Helias: We were in Malta at the Our Ocean conference when we announced that we are doing this for the Fairy brand. It’s totally iconic, stays on your kitchen counter, so every day you can see it and it says, “Ocean plastic,” and you are reminded of the issue of ocean plastic pollution. But more importantly, the role you can personally play by just going and recycling your bottle. We do Fairy with Tesco in the U.K. We’re launching this spring in Israel. We are launching in Germany.
We are often told, “Well, but it’s a drop in the ocean,” no pun intended. It’s true. It’s “storied plastic,” we call it. It’s to raise awareness about the issue, but in terms of addressing the problem at scale, we do many more things that we don’t necessarily advertise. When we announced Head & Shoulders beach plastic, it was actually a double announcement. We said, “We are doing the beach plastic, but at the same time, we commit that by the end of this year, 90 percent of all the shampoos we sell in Europe will have up to 25 percent post-consumer recycled plastic.” We’ve committed to double the amount of recycled plastic by 2020.
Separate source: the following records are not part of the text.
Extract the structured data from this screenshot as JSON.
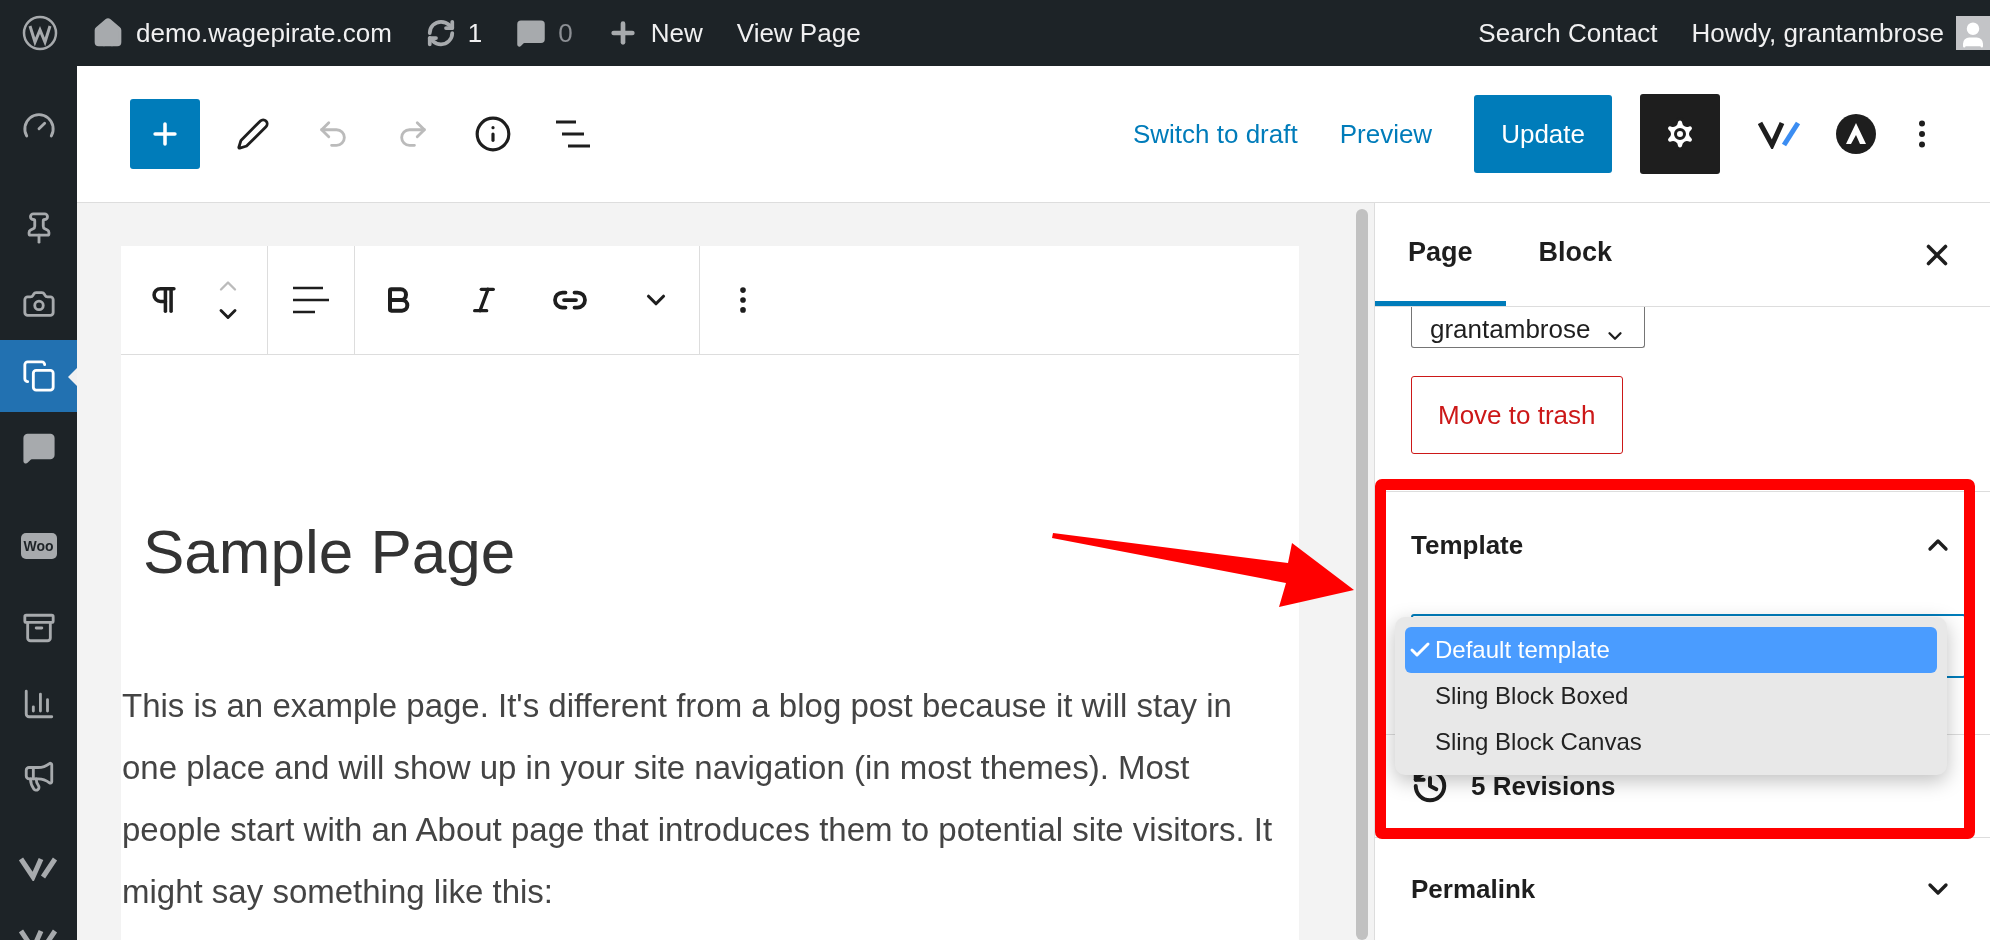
{
  "admin_bar": {
    "site": "demo.wagepirate.com",
    "updates": "1",
    "comments": "0",
    "new": "New",
    "view": "View Page",
    "search": "Search Contact",
    "howdy": "Howdy, grantambrose"
  },
  "admin_menu": [
    {
      "selected": false
    },
    {
      "selected": false
    },
    {
      "selected": false
    },
    {
      "selected": true
    },
    {
      "selected": false
    },
    {
      "selected": false,
      "label": "Woo"
    },
    {
      "selected": false
    },
    {
      "selected": false
    },
    {
      "selected": false
    },
    {
      "selected": false
    },
    {
      "selected": false
    }
  ],
  "editor_header": {
    "undo_disabled": true,
    "redo_disabled": true,
    "switch_to_draft": "Switch to draft",
    "preview": "Preview",
    "update": "Update",
    "settings_active": true
  },
  "block_toolbar": {
    "move_up_disabled": true
  },
  "content": {
    "title": "Sample Page",
    "paragraph": "This is an example page. It's different from a blog post because it will stay in one place and will show up in your site navigation (in most themes). Most people start with an About page that introduces them to potential site visitors. It might say something like this:"
  },
  "sidebar": {
    "tabs": [
      {
        "label": "Page",
        "selected": true
      },
      {
        "label": "Block",
        "selected": false
      }
    ],
    "author": "grantambrose",
    "trash": "Move to trash",
    "template": {
      "title": "Template",
      "expanded": true,
      "options": [
        {
          "label": "Default template",
          "selected": true
        },
        {
          "label": "Sling Block Boxed",
          "selected": false
        },
        {
          "label": "Sling Block Canvas",
          "selected": false
        }
      ]
    },
    "revisions": "5 Revisions",
    "permalink": {
      "title": "Permalink",
      "expanded": false
    }
  }
}
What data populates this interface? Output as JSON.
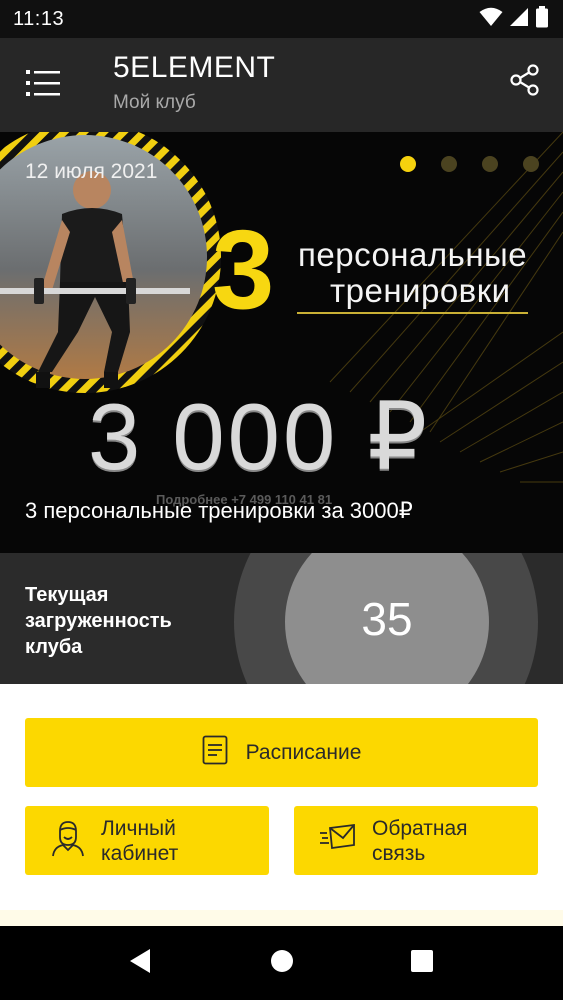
{
  "status_bar": {
    "time": "11:13",
    "icons": [
      "wifi-icon",
      "signal-icon",
      "battery-icon"
    ]
  },
  "app_bar": {
    "title": "5ELEMENT",
    "subtitle": "Мой клуб",
    "menu_icon": "hamburger-menu-icon",
    "share_icon": "share-icon"
  },
  "banner": {
    "date": "12 июля 2021",
    "slides_total": 4,
    "active_slide": 1,
    "promo_number": "3",
    "promo_line1": "персональные",
    "promo_line2": "тренировки",
    "promo_price": "3 000 ₽",
    "promo_phone": "Подробнее +7 499 110 41 81",
    "caption": "3 персональные тренировки за 3000₽"
  },
  "occupancy": {
    "label": "Текущая загруженность клуба",
    "value": "35"
  },
  "actions": {
    "schedule_label": "Расписание",
    "cabinet_label_line1": "Личный",
    "cabinet_label_line2": "кабинет",
    "feedback_label_line1": "Обратная",
    "feedback_label_line2": "связь"
  },
  "colors": {
    "accent": "#fcd800",
    "app_bar": "#272727",
    "status_bar": "#101010",
    "occupancy_bg": "#2b2b2b"
  },
  "nav_bar": {
    "icons": [
      "back-icon",
      "home-icon",
      "recents-icon"
    ]
  }
}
Oceans Deeply: Do you feel the industry is following your lead on this?
Helias: Yes, we’ve heard of many other initiatives on beach plastic and, obviously, we’ve heard of all the commitment on the recyclability, which is part of the same thing. It’s clearly a focus, and it’s a race to the top, which is quite fun to watch.
Polypropylene is a broadly used resin, but the applications for recycling polypropylenes are very limited because it kind of stinks, so there is odor, the color is kind of gray, there are a lot of contaminants. One of our scientists developed this amazing innovation that turns recycled polypropylene, which is usually gray-black and doesn’t have a good odor, to a virgin-like state, and then it can reenter the manufacturing process and be recycled again like a virgin material.
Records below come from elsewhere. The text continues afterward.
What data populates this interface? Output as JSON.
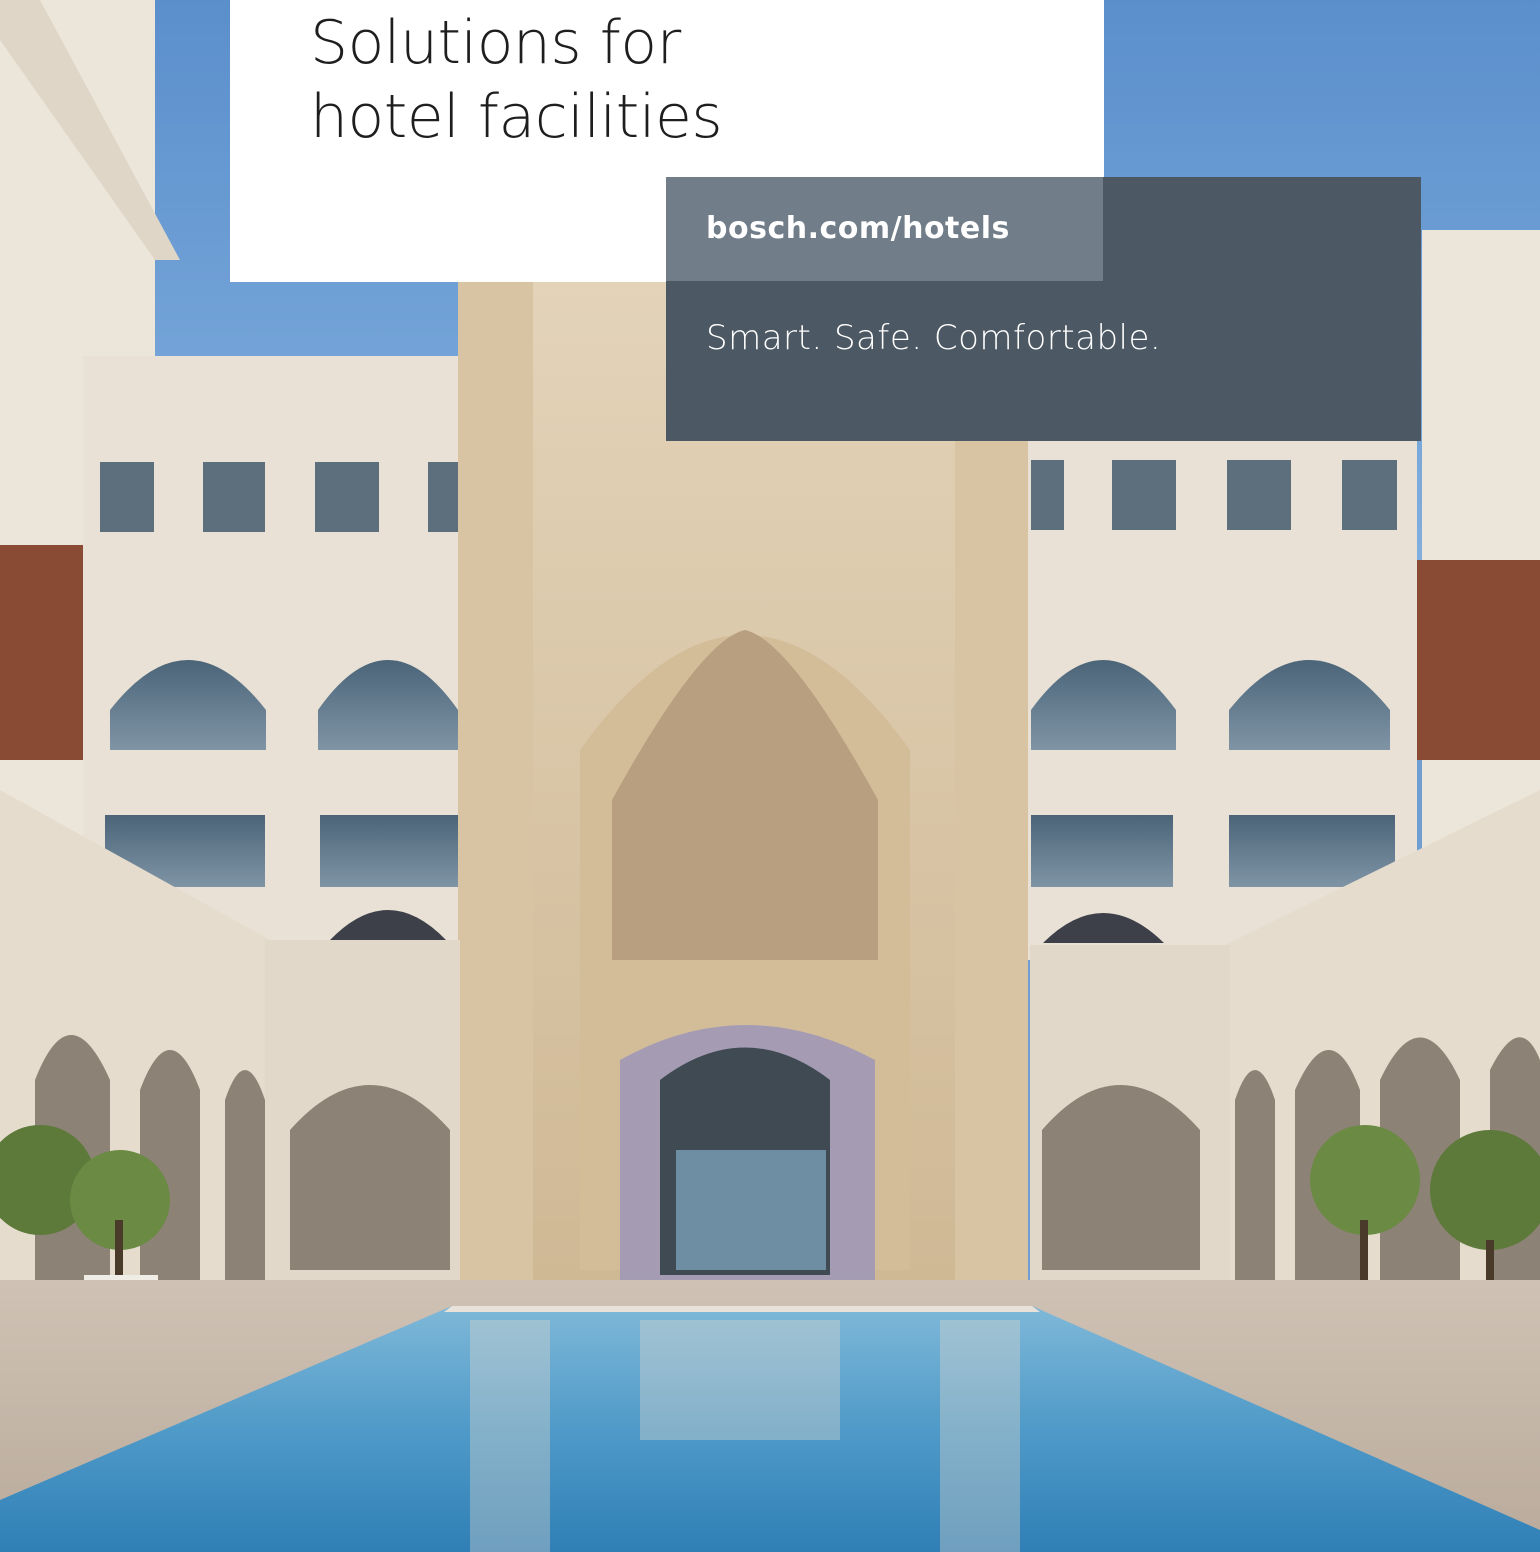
{
  "cover": {
    "title_line1": "Solutions for",
    "title_line2": "hotel facilities",
    "url": "bosch.com/hotels",
    "tagline": "Smart. Safe. Comfortable."
  },
  "photo": {
    "subject": "hotel-courtyard-photo"
  },
  "colors": {
    "title_panel": "#ffffff",
    "url_panel": "#717d88",
    "dark_panel": "#4c5964",
    "sky": "#6f9fd2",
    "stone": "#e6ddd0",
    "pool": "#5fa6cf"
  }
}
Oceans Deeply: Is this, for you, a generational issue in terms of consumer attitudes? Are you seeing signs that your next generation of consumers at P&G cares more about this?
Helias: Definitely. We have 95,000 employees. Each time I say, “OK, we are going to do this project,” I don’t need to ask for resources. I have droves of millennials coming to me saying, “I want to work on a project like this.” Actually, now if they’re joining the company it’s already because they know that the company’s doing things like that. It’s become such an important cause. What’s very interesting is my generation has kids who are in this generation, right? A number of senior leaders come to me saying, “Actually, can you talk to my daughter? She’s doing an MBA on sustainability.” They are pushed and that’s great, because they can’t look them in the eyes without doing something.
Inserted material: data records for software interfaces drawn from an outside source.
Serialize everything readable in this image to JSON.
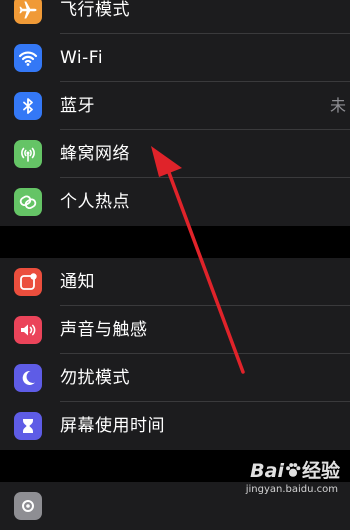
{
  "colors": {
    "background": "#000000",
    "group_bg": "#1c1c1e",
    "separator": "#3a3a3c",
    "secondary_text": "#8d8d92",
    "annotation_arrow": "#e0232a"
  },
  "groups": [
    {
      "items": [
        {
          "label": "飞行模式",
          "icon": "airplane-icon",
          "color": "#f09a37"
        },
        {
          "label": "Wi-Fi",
          "icon": "wifi-icon",
          "color": "#3478f6"
        },
        {
          "label": "蓝牙",
          "icon": "bluetooth-icon",
          "color": "#3478f6",
          "value": "未"
        },
        {
          "label": "蜂窝网络",
          "icon": "antenna-icon",
          "color": "#65c466"
        },
        {
          "label": "个人热点",
          "icon": "hotspot-icon",
          "color": "#65c466"
        }
      ]
    },
    {
      "items": [
        {
          "label": "通知",
          "icon": "notification-icon",
          "color": "#eb4e3d"
        },
        {
          "label": "声音与触感",
          "icon": "speaker-icon",
          "color": "#eb445a"
        },
        {
          "label": "勿扰模式",
          "icon": "moon-icon",
          "color": "#5e5ce6"
        },
        {
          "label": "屏幕使用时间",
          "icon": "hourglass-icon",
          "color": "#5e5ce6"
        }
      ]
    },
    {
      "items": [
        {
          "label": "",
          "icon": "gear-icon",
          "color": "#8e8e93"
        }
      ]
    }
  ],
  "watermark": {
    "logo_left": "Bai",
    "logo_exp": "经验",
    "url": "jingyan.baidu.com"
  }
}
Oceans Deeply: As you scale up efforts, what do you think is going to be the biggest stumbling block or the hardest challenge to actually impacting this issue?
Helias: The challenge is that it is all about collaboration. We are in this task force, which is called Holy Grail, well named, which is about using tracer technology to better sort plastic. So that the end value is higher because it’s better sorted. Those are things we’ve never done before. We need to build the capability there, and we need to just have this new mindset of it’s a shared obligation. It’s kind of a new theme. It’s not just competition and innovation. We need all that. We need, clearly, innovation, but we need to participate in these societal collaboration efforts.
Oceans Deeply: Anything else you want people to understand about how you see this issue or where you want it to go next?
Helias: I’d like just to mention that when people think about recyclability, they immediately think about packaging, but there are actually even more important issues that are more visible, like diapers. We make diapers. People don’t think immediately of diapers as plastic. I don’t know if you’ve heard of it, but we’ve qualified a technology to recycle diapers, and we are super proud of this. It’s an operation in Italy. We have announced we are launching in Amsterdam. We have a few other cities lined up, and this is huge because as the rates of recycling plastic increase, what’s left? A big part of it is diapers.